* _Excerpted records_:
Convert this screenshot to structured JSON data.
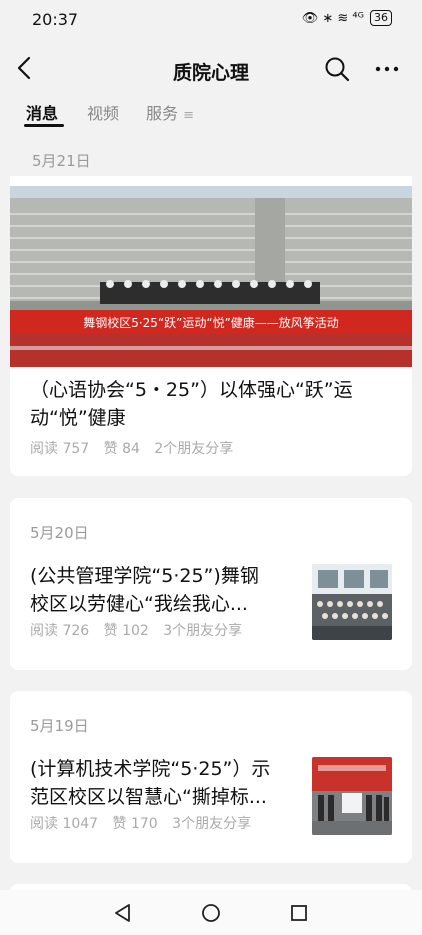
{
  "status": {
    "time": "20:37",
    "icons": "👁 ∗ ≋ ⁴ᴳ",
    "battery": "36"
  },
  "header": {
    "title": "质院心理"
  },
  "tabs": [
    {
      "label": "消息"
    },
    {
      "label": "视频"
    },
    {
      "label": "服务"
    }
  ],
  "tab_menu_icon": "≡",
  "feed": {
    "top_date": "5月21日",
    "banner_text": "舞钢校区5·25“跃”运动“悦”健康——放风筝活动",
    "articles": [
      {
        "title": "（心语协会“5・25”）以体强心“跃”运动“悦”健康",
        "reads": "阅读 757",
        "likes": "赞 84",
        "shares": "2个朋友分享"
      },
      {
        "date": "5月20日",
        "title_line1": "(公共管理学院“5·25”)舞钢",
        "title_line2": "校区以劳健心“我绘我心...",
        "reads": "阅读 726",
        "likes": "赞 102",
        "shares": "3个朋友分享"
      },
      {
        "date": "5月19日",
        "title_line1": "(计算机技术学院“5·25”）示",
        "title_line2": "范区校区以智慧心“撕掉标...",
        "reads": "阅读 1047",
        "likes": "赞 170",
        "shares": "3个朋友分享"
      }
    ]
  }
}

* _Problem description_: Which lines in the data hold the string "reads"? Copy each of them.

* _Answer for this exercise_:
        "reads": "阅读 757",
        "reads": "阅读 726",
        "reads": "阅读 1047",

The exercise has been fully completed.